Now just in case you’re wondering why this post is somewhat out of the blue from my slew of posts on the US, it’s because I got remembered of this post while writing about Ritual Coffee in San Francisco. The Workshop in Ho Chi Minh is probably one of the best artisan cafes that I’ve been to in South East Asia, outside Singapore.
Now I really like Vietnamese coffee. It’s black, dark and bitter. But when mixed with a dollop of condensed milk, it forms a yummy blend of bittersweet flavours. It keeps you very much awake too. But I recognise that a segment of the population are pure artisan coffee-drinkers. Purists, if you will. They enjoy complexities of acidic and caramel flavours to their coffee, and are absolutely not able to take coffee as it tends to be – bitter.
So if you ever visit Ho Chi Minh, and find yourself surrounded by stalls and stalls of Vietnamese coffee cafes, fret not. We stumbled upon this set up – The Workshop during our time there, and it was possibly one of the best coffee experiences.
We met with the Basement when we first entered. There were a row of bikes adjacent to a wooden staircase, testament to Ho Chi Minh’s motorbike culture.
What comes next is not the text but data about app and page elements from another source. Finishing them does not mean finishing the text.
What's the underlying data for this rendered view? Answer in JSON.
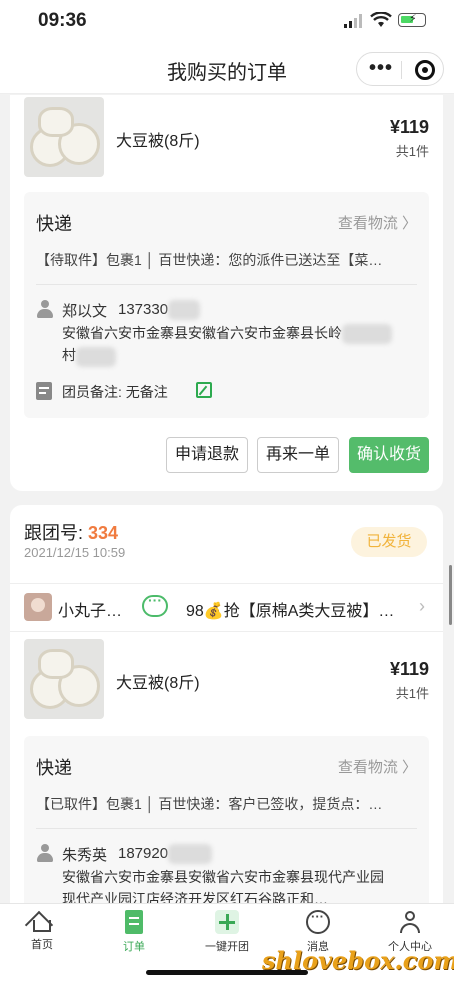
{
  "status_bar": {
    "time": "09:36"
  },
  "navbar": {
    "title": "我购买的订单"
  },
  "orders": [
    {
      "product": {
        "name": "大豆被(8斤)",
        "price": "¥119",
        "qty": "共1件"
      },
      "logistics": {
        "title": "快递",
        "track_label": "查看物流 〉",
        "status": "【待取件】包裹1 │ 百世快递：您的派件已送达至【菜…",
        "name": "郑以文",
        "phone": "137330",
        "address": "安徽省六安市金寨县安徽省六安市金寨县长岭",
        "address2": "村",
        "note": "团员备注: 无备注"
      },
      "buttons": {
        "refund": "申请退款",
        "again": "再来一单",
        "confirm": "确认收货"
      }
    },
    {
      "group_label": "跟团号: ",
      "group_no": "334",
      "date": "2021/12/15 10:59",
      "badge": "已发货",
      "leader": "小丸子…",
      "group_text": "98💰抢【原棉A类大豆被】…",
      "product": {
        "name": "大豆被(8斤)",
        "price": "¥119",
        "qty": "共1件"
      },
      "logistics": {
        "title": "快递",
        "track_label": "查看物流 〉",
        "status": "【已取件】包裹1 │ 百世快递：客户已签收，提货点：…",
        "name": "朱秀英",
        "phone": "187920",
        "address": "安徽省六安市金寨县安徽省六安市金寨县现代产业园",
        "address2": "现代产业园江店经济开发区红石谷路正和…"
      }
    }
  ],
  "tabbar": {
    "home": "首页",
    "orders": "订单",
    "start_group": "一键开团",
    "messages": "消息",
    "profile": "个人中心"
  },
  "watermark": "shlovebox.com",
  "colors": {
    "accent": "#54bc6b",
    "group_number": "#f07b3f",
    "badge_text": "#f1b33b"
  }
}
We had to ascend a rather dark stair alleyway, which reminded me of the times of Ip Man where houses were made of wood.
When we arrived at the top floor, the decor of The Workshop was very much culturally different from the basement which we had encountered. Think high ceilings, glass panels framed with black squares and industrial-looking lights. It felt rather French, rather new-age to me. The space was airy – very possible with warm weather similar to that in Singapore.
There was a myriad of beakers, kettles and filters in all sorts of shapes and sizes. I would say, it was a coffee-brewer’s heaven.
While there were more options for a pour over, ie. the option of using different types of filters – the Chemex, V60 or Melita, the coffee was also more expensive than the pour over we have in Singapore. I use prices from Nylon Coffee Roasters in Singapore as a comparison because their coffee-making is really legit, and they’re not so much about cafe culture. The emphasis is really on the coffee. The pour over will set you back by VND80, 0000 – it might be more worth it to buy a double and share it with a friend.
A long black will set you back by VND65,000/ SGD4.10/ USD2.90. The full pricing can be found on The Workshop’s Facebook page.
We had both their pour over and long black. The pour over technique was done right and there was no hint of over-extraction. There were light acidic notes to the coffee and complex fruit flavours. I was feeling rather sleepy, and the long black did perk me up right after.
I expected The Workshop to be a cafe keenly visited by foreigners. But it was not the case. It was a weekend and you could see students who had brought their homework, friends hanging out and even families who brought their kids in for a hot chocolate.
Private function room for rent
Now I must say that in such an awesome space, there’s also a private function room for rent. Great for companies looking to have team retreats out of office.
The Travelling Squid’s Take
With its prices comparable with Singapore, I must say that The Workshop is a must-visit, if you’re looking for alternates to Vietnamese coffee, or just simply, wanting to give Vietnamese coffee a break. I would give it five stars for the ambience – it’s like a little coffee museum, with all sorts of apparatus showcased at strategic corners of the room.
That being said, I am also cognizant of the fact that unlike in Singapore, probably more than 80% of the population in Ho Chi Minh are unable to afford coffee which goes for VND65,000 per cup. The Workshop is perhaps a gathering of foreigners and the who’s who of Ho Chi Minh society.
But as with all things, the beauty and complexity of a coffee not only resides in the coffee itself, but is very much dependent on the drinker.
Would you visit The Workshop in Ho Chi Minh for a pour over?